This Doctor Can: Britain’s first deafblind medical student

Medical student Alexandra Adams talks about her journey towards becoming the first deafblind doctor in Britain.

Everyone told me not to bother applying to medical school. People ‘like me’, just didn’t go to university, let alone become a doctor. I am deafblind. Until the age of 16 I was training on the GB Swimming Team to participate in the London 2012 Paralympics, when in summer 2010 surgery on my stomach went terribly wrong. I ended up bedridden in hospital for a year and half, needing to have another 20 stomach surgeries, and had two feeding tubes inserted into my stomach and small intestine. My swimming career was over.

However, it was during that time of being a patient that my experience reaffirmed my desire to become a doctor. I can clearly remember the doctors coming around each morning, standing at the end of my bed, reading through the notes but never addressing me or involving me in the process. Except one. The junior doctor came back after the ward round and said the three most important words: ‘Are you okay?’. I burst into tears and told her I wasn’t. She got up, closed the curtains, and lifted up her blouse. She showed me a huge scar along her ribs and said: ‘I know how you feel’. This doctor had shown me empathy, and taught me that I too, would have lots of empathy to give to my future patients.

I am now the first deafblind person to be training towards becoming a doctor here in the UK

Alexandra Adams

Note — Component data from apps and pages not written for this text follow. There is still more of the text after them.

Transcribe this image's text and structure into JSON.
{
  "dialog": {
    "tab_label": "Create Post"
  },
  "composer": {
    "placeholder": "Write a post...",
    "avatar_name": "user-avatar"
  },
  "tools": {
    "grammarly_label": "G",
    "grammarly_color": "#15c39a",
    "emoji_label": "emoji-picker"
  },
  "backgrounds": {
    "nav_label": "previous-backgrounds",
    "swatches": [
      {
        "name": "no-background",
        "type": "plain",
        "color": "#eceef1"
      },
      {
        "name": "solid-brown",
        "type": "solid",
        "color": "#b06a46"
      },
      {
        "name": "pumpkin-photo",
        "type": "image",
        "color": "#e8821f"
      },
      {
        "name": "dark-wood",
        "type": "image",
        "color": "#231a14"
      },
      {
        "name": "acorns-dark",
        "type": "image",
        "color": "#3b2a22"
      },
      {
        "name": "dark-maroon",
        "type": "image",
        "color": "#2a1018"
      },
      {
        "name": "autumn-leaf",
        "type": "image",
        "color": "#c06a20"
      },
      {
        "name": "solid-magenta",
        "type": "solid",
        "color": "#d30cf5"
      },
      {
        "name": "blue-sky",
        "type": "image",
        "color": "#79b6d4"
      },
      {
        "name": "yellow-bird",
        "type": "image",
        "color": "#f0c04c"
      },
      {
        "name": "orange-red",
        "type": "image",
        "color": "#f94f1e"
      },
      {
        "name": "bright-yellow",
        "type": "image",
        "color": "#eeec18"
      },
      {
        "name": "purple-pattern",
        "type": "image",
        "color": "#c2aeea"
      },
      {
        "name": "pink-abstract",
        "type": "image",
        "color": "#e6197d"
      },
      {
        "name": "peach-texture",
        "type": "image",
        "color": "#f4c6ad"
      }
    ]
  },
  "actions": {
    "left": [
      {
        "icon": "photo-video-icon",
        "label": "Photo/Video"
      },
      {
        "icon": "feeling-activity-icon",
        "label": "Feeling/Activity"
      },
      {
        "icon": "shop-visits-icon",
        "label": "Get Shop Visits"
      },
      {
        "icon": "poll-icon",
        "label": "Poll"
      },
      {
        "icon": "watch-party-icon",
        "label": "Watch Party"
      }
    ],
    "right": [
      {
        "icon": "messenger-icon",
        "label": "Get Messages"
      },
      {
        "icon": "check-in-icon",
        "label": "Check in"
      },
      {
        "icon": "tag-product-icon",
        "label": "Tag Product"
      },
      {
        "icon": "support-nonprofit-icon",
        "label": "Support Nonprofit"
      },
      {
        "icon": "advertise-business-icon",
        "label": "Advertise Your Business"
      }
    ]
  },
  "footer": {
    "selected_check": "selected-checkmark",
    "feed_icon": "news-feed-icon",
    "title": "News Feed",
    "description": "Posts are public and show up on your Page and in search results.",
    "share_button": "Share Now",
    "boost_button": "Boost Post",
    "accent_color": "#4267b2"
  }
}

But getting to that point hasn’t been easy. I had to restart education and life. I self-taught my A-levels and attended a special educational needs (SEN) school for blind students. Against the advice of others, I applied to medical school and got an offer. Between getting that offer and higher results that summer, I visited the medical school five times to ensure all the support was in place — I was reassured that it was and was excited to be starting my medicine journey. But just a week before moving in, I received a phone call one evening — they had changed their mind. They no longer wanted me, because I was disabled. Just like that, they put the phone down and I was left with nothing.

I could have given up at this point. But instinct and a determination to give it one last shot led me to apply again. This time I got a place at Cardiff School of Medicine, where I am now in my fourth year. After my first year, I travelled to the USA solo in search of blind and deaf doctors, to see if what I was doing was really possible. I met five blind doctors and one deaf doctor, and they were all living proof that I was right to continue pursuing my doctor dream. I am now the first deafblind person to be training towards becoming a doctor here in the UK.

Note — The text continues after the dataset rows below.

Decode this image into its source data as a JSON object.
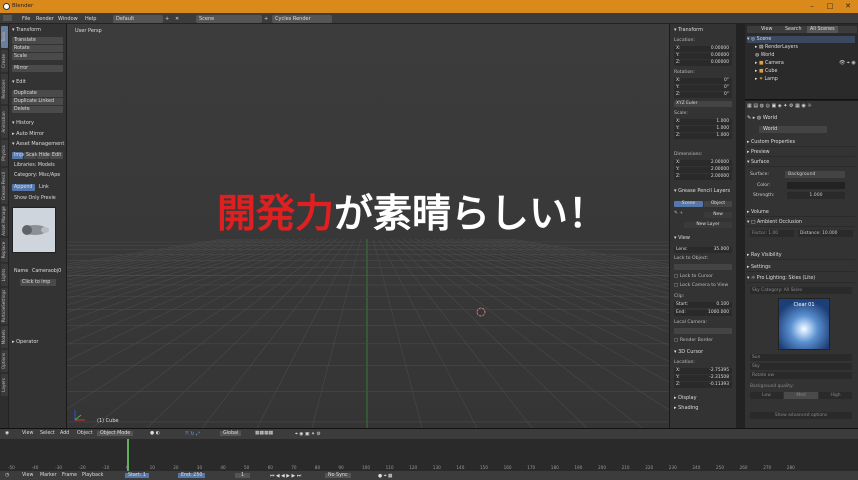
{
  "app": {
    "title": "Blender"
  },
  "menubar": {
    "items": [
      "File",
      "Render",
      "Window",
      "Help"
    ],
    "layout": "Default",
    "scene": "Scene",
    "engine": "Cycles Render"
  },
  "vtabs": [
    "Tools",
    "Create",
    "Relations",
    "Animation",
    "Physics",
    "Grease Pencil",
    "Asset Manage",
    "Replace",
    "Lights",
    "ParticleSettings",
    "Models",
    "Options",
    "Layers"
  ],
  "tools": {
    "transform_header": "Transform",
    "transform": [
      "Translate",
      "Rotate",
      "Scale",
      "Mirror"
    ],
    "edit_header": "Edit",
    "edit": [
      "Duplicate",
      "Duplicate Linked",
      "Delete"
    ],
    "history_header": "History",
    "history": [
      "Auto Mirror"
    ],
    "asset_header": "Asset Management",
    "asset_tabs": [
      "Import",
      "Scale",
      "Hide",
      "Edit"
    ],
    "asset_rows": [
      "Libraries: Models",
      "Category: Misc/Ape"
    ],
    "asset_buttons": [
      "Append",
      "Link"
    ],
    "show_only": "Show Only Previe",
    "name_label": "Name",
    "name_value": "Cameraobj0",
    "click_to_imp": "Click to imp",
    "operator": "Operator"
  },
  "viewport": {
    "label": "User Persp",
    "object": "(1) Cube"
  },
  "caption": {
    "red": "開発力",
    "white": "が素晴らしい！"
  },
  "rpanel": {
    "transform": "Transform",
    "location_label": "Location:",
    "location": [
      [
        "X:",
        "0.00000"
      ],
      [
        "Y:",
        "0.00000"
      ],
      [
        "Z:",
        "0.00000"
      ]
    ],
    "rotation_label": "Rotation:",
    "rotation": [
      [
        "X:",
        "0°"
      ],
      [
        "Y:",
        "0°"
      ],
      [
        "Z:",
        "0°"
      ]
    ],
    "rotation_mode": "XYZ Euler",
    "scale_label": "Scale:",
    "scale": [
      [
        "X:",
        "1.000"
      ],
      [
        "Y:",
        "1.000"
      ],
      [
        "Z:",
        "1.000"
      ]
    ],
    "dimensions_label": "Dimensions:",
    "dimensions": [
      [
        "X:",
        "2.00000"
      ],
      [
        "Y:",
        "2.00000"
      ],
      [
        "Z:",
        "2.00000"
      ]
    ],
    "layers_header": "Grease Pencil Layers",
    "layers_tabs": [
      "Scene",
      "Object"
    ],
    "new_label": "New",
    "new_layer": "New Layer",
    "view_header": "View",
    "lens_label": "Lens:",
    "lens_value": "35.000",
    "lock_to_object": "Lock to Object:",
    "lock_to_cursor": "Lock to Cursor",
    "lock_camera": "Lock Camera to View",
    "clip_label": "Clip:",
    "clip_start": [
      "Start:",
      "0.100"
    ],
    "clip_end": [
      "End:",
      "1000.000"
    ],
    "local_camera": "Local Camera:",
    "render_border": "Render Border",
    "cursor_header": "3D Cursor",
    "cursor_location": "Location:",
    "cursor": [
      [
        "X:",
        "-2.75395"
      ],
      [
        "Y:",
        "-2.31508"
      ],
      [
        "Z:",
        "-0.11393"
      ]
    ],
    "display": "Display",
    "shading": "Shading"
  },
  "outliner": {
    "menu": [
      "View",
      "Search",
      "All Scenes"
    ],
    "rows": [
      "Scene",
      "RenderLayers",
      "World",
      "Camera",
      "Cube",
      "Lamp"
    ]
  },
  "props": {
    "breadcrumb": "World",
    "world_name": "World",
    "sections": [
      "Custom Properties",
      "Preview",
      "Surface"
    ],
    "surface_label": "Surface:",
    "surface_value": "Background",
    "color_label": "Color:",
    "strength_label": "Strength:",
    "strength_value": "1.000",
    "volume": "Volume",
    "ao": "Ambient Occlusion",
    "factor": "Factor:",
    "factor_value": "1.00",
    "distance": "Distance:",
    "distance_value": "10.000",
    "ray_visibility": "Ray Visibility",
    "settings": "Settings",
    "prolight": "Pro Lighting: Skies (Lite)",
    "sky_category": "Sky Category: All Skies",
    "sky_name": "Clear 01",
    "sun_label": "Sun",
    "sky_label": "Sky",
    "rotate_label": "Rotate ow",
    "bg_quality": "Background quality:",
    "bg_tabs": [
      "Low",
      "Med",
      "High"
    ],
    "show_advanced": "Show advanced options"
  },
  "timeline": {
    "toolbar": [
      "View",
      "Select",
      "Add",
      "Object"
    ],
    "mode": "Object Mode",
    "orientation": "Global",
    "ruler": [
      "-50",
      "-40",
      "-30",
      "-20",
      "-10",
      "0",
      "10",
      "20",
      "30",
      "40",
      "50",
      "60",
      "70",
      "80",
      "90",
      "100",
      "110",
      "120",
      "130",
      "140",
      "150",
      "160",
      "170",
      "180",
      "190",
      "200",
      "210",
      "220",
      "230",
      "240",
      "250",
      "260",
      "270",
      "280"
    ],
    "bottom": [
      "View",
      "Marker",
      "Frame",
      "Playback"
    ],
    "start_label": "Start:",
    "start": "1",
    "end_label": "End:",
    "end": "250",
    "current": "1",
    "sync": "No Sync"
  },
  "colors": {
    "accent": "#d98a1a",
    "caption_red": "#e02020",
    "caption_white": "#ffffff"
  }
}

Medical school has certainly had its ups and downs, but I try to embrace all the challenges with positivity and a forward focus. In my first year, I was also a member of the GB Skiing Team, which I balanced between study and exams. But 15 admissions to intensive care since the start of medical school, and a more recent diagnosis of a potentially progressive condition, have meant I had to not only stop this, but focus entirely on my course. Following a particularly bad admission during which I contracted sepsis and pneumonia and was very much treading the line between life and death, I have decided to go part-time in my studies, to allow recuperation and stability in between.

I have faced, and continue to face, a lot of discrimination though. On my first day of placement a senior doctor came up to me and said ‘Imagine you’re a patient. Would you want a disabled doctor treating you? Absolutely not!’ I was then sent home. Shortly afterwards, another doctor came up to me and said: ‘What are you doing with the patient’s cane?’. I had to explain that the cane was in fact my cane, because I am registered blind, but they looked at me in disgust and said ‘I don’t want you touching any of the patients’.

Another time, when I asked a doctor to speak louder on the ward round so that I could hear, they walked away and muttered to a colleague ‘how do you expect an invalid like her to run the NHS?’.

It’s hard, but I’m continuing to push through — I recently founded a nationwide campaign called ‘Faces of the NHS’, which is a portraiture photography project that celebrates the diversity of all NHS staff, showing that we should appreciate our differences, not stereotype them. I hope that by doing things like this, by sharing my story to empower others to go into the field of medicine and follow their dreams — regardless of disability — it will help shift social perceptions and push for culture change throughout our workforce for the future.

Would you like to share your experience of becoming a doctor? Get in touch on Twitter via @thisdoctorcan.